Whether you believe that a seat is going to open up on the Supreme Court in the next four years (and statistically it is extremely likely it will), there are hundreds of open appointments at lower levels of the federal judiciary that haven’t been filled because the Republicans in the Senate resist confirming anyone Obama nominates for just about anything. If Trump is elected, judges who think that being gay should be illegal (and a whole lot worse) will be appointed. The damage that alone will do to everyone’s civil rights is frightening to contemplate.
I wrote before that Hillary wasn’t my first choice this time. But you know what, she was my second choice, both this time and in 2008. Because (among other things) I remember back in the 1990s when she and her husband made Republican heads explode simply by saying that gay people deserve any legal rights at all. I hear a lot of people still giving her grief for not coming around on marriage equality until 2013, completely unaware of how far ahead of the rest of the Democratic party both she and her husband had been on the matter of gay rights for more than two decades before that. And really, if we insist on punishing politicians who were slow to come around on some of our issues, what incentive do any of them have to change their minds when we advocate for our needs?

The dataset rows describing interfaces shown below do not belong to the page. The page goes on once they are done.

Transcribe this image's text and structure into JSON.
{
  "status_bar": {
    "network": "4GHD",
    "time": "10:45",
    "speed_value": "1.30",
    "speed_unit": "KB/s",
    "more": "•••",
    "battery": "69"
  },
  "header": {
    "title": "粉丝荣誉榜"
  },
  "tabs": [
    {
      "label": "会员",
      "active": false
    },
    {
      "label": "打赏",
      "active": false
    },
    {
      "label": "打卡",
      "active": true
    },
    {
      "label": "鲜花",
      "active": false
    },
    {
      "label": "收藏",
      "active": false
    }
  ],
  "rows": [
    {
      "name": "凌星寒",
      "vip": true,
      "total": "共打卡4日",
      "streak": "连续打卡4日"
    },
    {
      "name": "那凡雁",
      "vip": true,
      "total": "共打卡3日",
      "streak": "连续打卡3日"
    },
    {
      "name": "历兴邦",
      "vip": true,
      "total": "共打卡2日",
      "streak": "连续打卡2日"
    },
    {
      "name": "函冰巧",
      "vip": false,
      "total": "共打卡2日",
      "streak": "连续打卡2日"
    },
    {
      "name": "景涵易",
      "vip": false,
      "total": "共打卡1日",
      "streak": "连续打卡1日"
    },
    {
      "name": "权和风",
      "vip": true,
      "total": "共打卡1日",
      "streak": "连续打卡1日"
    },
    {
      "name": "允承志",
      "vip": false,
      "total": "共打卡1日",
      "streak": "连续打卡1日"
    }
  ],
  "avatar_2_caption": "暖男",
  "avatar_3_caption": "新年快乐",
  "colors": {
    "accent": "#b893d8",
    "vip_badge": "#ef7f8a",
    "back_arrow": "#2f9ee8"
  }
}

And don’t start spouting stuff off about the third party candidates. Johnson, the Libertarian, doesn’t believe in anti-discrimination laws. Like most libertarians, he says discrimination is wrong, but he supports policies that let it happen. Johnson also wants to repeal the minimum wage. He wants to not just rollback the Affordable Health Care Act, but also eliminate Medicare. I could go on, but particularly if you were a Bernie Sanders supporter, it is criminally stupid for you to support Johnson, since literally every single one of his specific policy proposals are the exact opposite of Bernie’s. Every one.
I’ve written before about the many reasons not to support Stein. The quick answer is, she doesn’t have consistent policies, half of her policies are anti-science, and she doesn’t have the experience or political resources to put any of her polices in place if she did get elected. The truth is she’s not a serious candidate, she’s a troll.
Mathematically, voting for Johnson or Stein is exactly the same as voting for Trump. It isn’t a protest, it’s putting a bullet in the head of a lot of your fellow citizen. Also, voting for third parties in our system betrays a fundamental misunderstanding of coalitions and the electoral system.
But you don’t just have to take my word for it:
Virtually every election I’ve ever witnessed has been some kind of referendum on whether I’m a legal person – ever done ground work, going door to door, arguing with people why they shouldn’t vote to make you illegal? I have, and it sucks – and in that way, this election is no different.
The hate is just a lot more broadly aimed this time.
So I’m not watching the debate tonight. It’s bad enough being reminded every two to four years that about half the country is just fine voting to lock me up. This whole thing is yet another referendum on my existence, so why the fuck would I subject myself to that?
This is time to elect Hillary Clinton and then work after the election to mobilize millions of people to make sure she can be the most progressive president she can be.
According to an analysis of roll call votes by Voteview, Clinton’s record was more liberal than 70 percent of Democrats in her final term in the Senate. She was more liberal than 85 percent of all members. Her 2008 rival in the Democratic presidential primary, Barack Obama, was nearby with a record more liberal than 82 percent of all members — he was not more liberal than Clinton.